Moldova’s new prime minister, Maia Sandu (from ACUM), surprised the ambassadors’ group by challenging some fundamentals of these negotiations head on: the political objective, the direction of the “small steps,” and the impunity tacitly granted to Transnistria’s organized crime (Moldpres, July 12).

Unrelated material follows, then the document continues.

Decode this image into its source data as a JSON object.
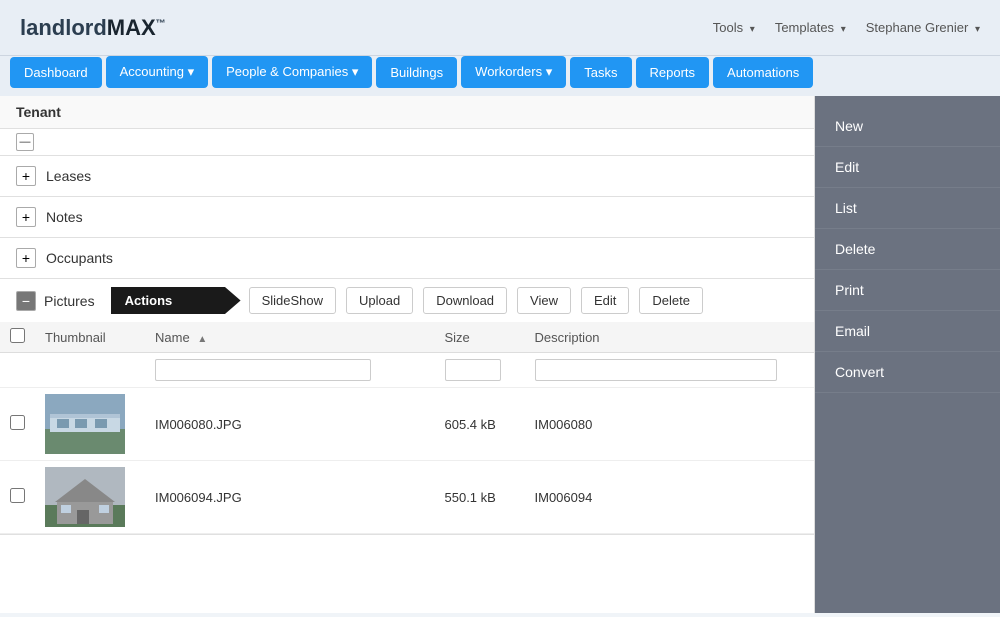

“We owe some answers to our citizens,” Sandu told the ambassadors. “What is the goal of these negotiations? On the one hand, it is to settle this conflict politically, based on Moldova’s sovereignty and territorial integrity. On the other hand, Tiraspol pursues the goal of independence. Where, then, is the end station of this process, given these mutually exclusive objectives? And which one of these objectives is being served by the policy of small steps? Throughout these years Chisinau has manifested openness toward Tiraspol. The latter has been accepted as a side to the negotiating process. Transnistrian residents enjoy freedom of movement in Moldova and beyond, benefit from various projects, and Transnistria itself is part of Moldova’s free-trade-zone with the EU. And yet, we are no closer to a political settlement… The negotiating process must help combat Transnistria’s corruption and smuggling; this [anti-crime effort] must become a priority. As long as Transnistria remains a major source of illegal enrichment for certain people, there cannot be any real progress toward a political solution” (Moldpres, July 13).
The OSCE Mission’s chief, German diplomat Claus Neukirch, responding on the ambassadors’ group’s behalf, did not address those points. He simply reaffirmed that the goal is indeed to advance by small steps toward a special status for Transnistria (Moldpres, July 12). This repartee reflects: a) the OSCE’s de facto seniority over the mere “observers,” the US and the EU, in this negotiating process, b) Russia’s insurmountable influence in the OSCE, and c) the German government’s considering a possible accommodation with Russia in Moldova, after Berlin’s failed attempts (2014–2017) to promote the Russian-drafted special status for Ukraine’s Donbas.
The ambassadors’ group met as well with President Dodon and Deputy Prime Minister for Reintegration Vasilii Shova, in Chisinau. Even Dodon expressed serious, if implicit reservations about the prompt resumption of negotiations that the OSCE, Moscow and Tiraspol seem keen to launch now. Instead, Dodon suggested delaying any political negotiations into next year and adopting a different set of three priorities instead: “democratization of Transnistria, free movement of people and goods throughout Moldova’s territory, and reestablishment of a single economic space in the whole of Moldova” (Moldpres, July 12). Without repudiating the small steps, this new set of priorities reflects Dodon’s reluctance to accelerate the political negotiations (see above). What Dodon has explicitly cast aside is his old, pet “federalization” project (see Part Two).